Recently at work my team was given the option to use Google Glass for a week. It was an incredible opportunity that I was excited to be a part of. Later, I reviewed my experience with glass, and while it was a fascinating piece of tech, I found myself pondering it’s fine art implications.
While using glass you are documenting your experiences from a first-person perspective. What is art except first-person expression? Well I decided to answer this question for myself. Once I realized you can calibrate your wink, yes your wink, so that when you wink it takes a photograph – I knew. I found myself experimenting with colors, fabrics, motion, light, hair – anything that created layers infront of my vision, but behind my bangs.
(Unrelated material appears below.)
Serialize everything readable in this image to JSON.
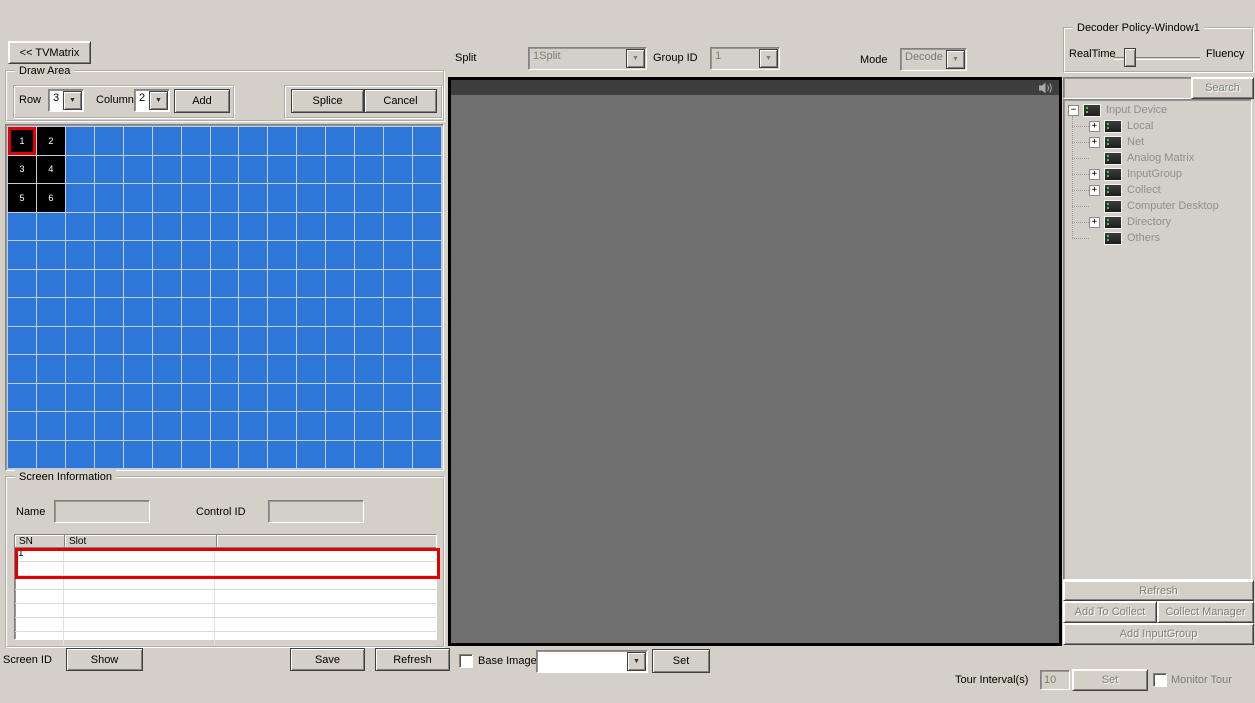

Google glass allowed me to keep using my hands while continuing to take photographs, not unlike a go pro in that respect.
The more I experimented the more I found myself directing and using my hands to draw with the fabrics and light and motion. It felt like just another camera, only much more lightweight and easier to use the shutter release. The combination of deliberateness and accidental success reminded me very much of the feeling I get while drawing or photographing. In the end, I feel that while Google Glass is purported to be the future, I felt that it helped me connect more with the creations of today and even the past.